The objective of this article is to revalue the role of Engels within the expansion of Marxism and the work he did in pursuit of the ideals of his comrade Karl Marx after his death in 1883. Generally, Engels is often reduced to co-author of several books that founded the pillars of Marxist thought; obviously those who make a deeper inquiry into the history of political ideas know more assertively the legacy of Engels, who was not only a promoter of communist ideology, but also a student of social relations.

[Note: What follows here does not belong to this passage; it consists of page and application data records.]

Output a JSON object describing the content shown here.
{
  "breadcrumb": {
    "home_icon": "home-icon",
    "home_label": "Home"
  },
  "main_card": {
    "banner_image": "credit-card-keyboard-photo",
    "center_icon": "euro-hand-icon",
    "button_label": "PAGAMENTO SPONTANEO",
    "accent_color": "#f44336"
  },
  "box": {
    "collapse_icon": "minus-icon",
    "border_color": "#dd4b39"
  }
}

Among the maximum works of scientific socialism we can find "The Holy Family", "The German Ideology", "Communist Manifesto", "The 18th Brumaire of Luis Bonaparte" and "The Capital", these last two considered as books clearly Karl Marx, the first because, in fact, it was written by Marx and the second because even though Marx died, Engels ended "The Capital" and attributed the total credit to Marx posthumously and honorably. It should be remembered that Marx only came to see the publication of the first volume of "Capital" and that Engels completed the other two volumes with his own studies and adding notes from Marx. Friedrich Engels was a cornerstone in the Marxist legacy, he was a faithful comrade, an architect of the movement who would then lay the foundations of the workers' uprising, and the other his promoter.
However, it was not they or the followers of scientific socialism who coined the term "Marxism", but Karl Kautsky, a philosopher and scholar of Austro-Czech origin who was part of the current known as orthodox Marxism, a term that by the way reached to offend Marx himself. The discomfort of the father of scientific socialism dates from the incorrect interpretation that occurred in the Paris Commune to the ideals that he raised along with Engels, this earned him the phrase "I am not Marxist" rejecting the Parisian interpretation.
Engels was even willing to appease the revolutionary and radical moods promoted by Marxism, this is evident in his approach to Eduard Bernstein, one of the great thinkers of social democracy, and who would also be his companion until his death in 1895. We can conclude then that Engels not only fulfilled an important task in the preservation of Marx's ideal, but also contributed to the study of society but even more important: it served as a reference for the emergence of communist trends that reached their peak with the Soviet Union .